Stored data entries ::
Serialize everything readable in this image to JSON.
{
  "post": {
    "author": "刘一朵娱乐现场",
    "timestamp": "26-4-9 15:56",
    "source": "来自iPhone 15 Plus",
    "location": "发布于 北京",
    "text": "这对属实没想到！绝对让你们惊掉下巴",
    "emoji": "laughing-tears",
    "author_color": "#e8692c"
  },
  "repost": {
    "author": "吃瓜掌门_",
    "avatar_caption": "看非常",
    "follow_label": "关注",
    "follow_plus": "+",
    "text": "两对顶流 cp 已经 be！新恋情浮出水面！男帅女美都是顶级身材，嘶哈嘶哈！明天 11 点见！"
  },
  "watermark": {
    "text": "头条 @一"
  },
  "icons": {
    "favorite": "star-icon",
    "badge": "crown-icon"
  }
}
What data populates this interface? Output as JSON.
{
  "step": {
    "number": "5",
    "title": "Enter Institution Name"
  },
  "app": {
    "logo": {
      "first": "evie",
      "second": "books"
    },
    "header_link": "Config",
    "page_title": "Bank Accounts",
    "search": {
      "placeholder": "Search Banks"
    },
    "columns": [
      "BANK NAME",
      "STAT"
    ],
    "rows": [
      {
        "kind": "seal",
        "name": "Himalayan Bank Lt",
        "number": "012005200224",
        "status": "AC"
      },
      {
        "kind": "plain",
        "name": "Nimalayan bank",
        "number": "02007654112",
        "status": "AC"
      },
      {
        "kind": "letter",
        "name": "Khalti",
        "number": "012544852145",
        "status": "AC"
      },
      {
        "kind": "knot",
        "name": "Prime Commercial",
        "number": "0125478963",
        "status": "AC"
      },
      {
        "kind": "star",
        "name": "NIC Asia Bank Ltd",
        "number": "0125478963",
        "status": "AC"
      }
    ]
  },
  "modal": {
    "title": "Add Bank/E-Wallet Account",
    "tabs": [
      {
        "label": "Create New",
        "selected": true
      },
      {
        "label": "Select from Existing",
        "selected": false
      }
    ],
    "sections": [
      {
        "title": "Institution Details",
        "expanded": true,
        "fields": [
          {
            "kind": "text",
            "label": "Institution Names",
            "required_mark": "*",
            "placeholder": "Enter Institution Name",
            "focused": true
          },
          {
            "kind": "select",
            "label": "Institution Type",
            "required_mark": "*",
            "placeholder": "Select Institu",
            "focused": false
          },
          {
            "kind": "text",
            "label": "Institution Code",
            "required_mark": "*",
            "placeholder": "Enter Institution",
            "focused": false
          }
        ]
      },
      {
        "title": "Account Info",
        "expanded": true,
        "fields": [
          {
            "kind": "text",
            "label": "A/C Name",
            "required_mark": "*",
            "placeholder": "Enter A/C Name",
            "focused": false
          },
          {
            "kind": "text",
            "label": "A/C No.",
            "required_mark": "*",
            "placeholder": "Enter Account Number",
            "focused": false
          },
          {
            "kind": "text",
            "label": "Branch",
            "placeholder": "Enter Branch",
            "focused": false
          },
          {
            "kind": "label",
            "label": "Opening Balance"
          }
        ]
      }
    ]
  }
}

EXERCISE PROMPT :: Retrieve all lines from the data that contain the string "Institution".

WRITTEN RESPONSE ::
    "title": "Enter Institution Name"
        "title": "Institution Details",
            "label": "Institution Names",
            "placeholder": "Enter Institution Name",
            "label": "Institution Type",
            "label": "Institution Code",
            "placeholder": "Enter Institution",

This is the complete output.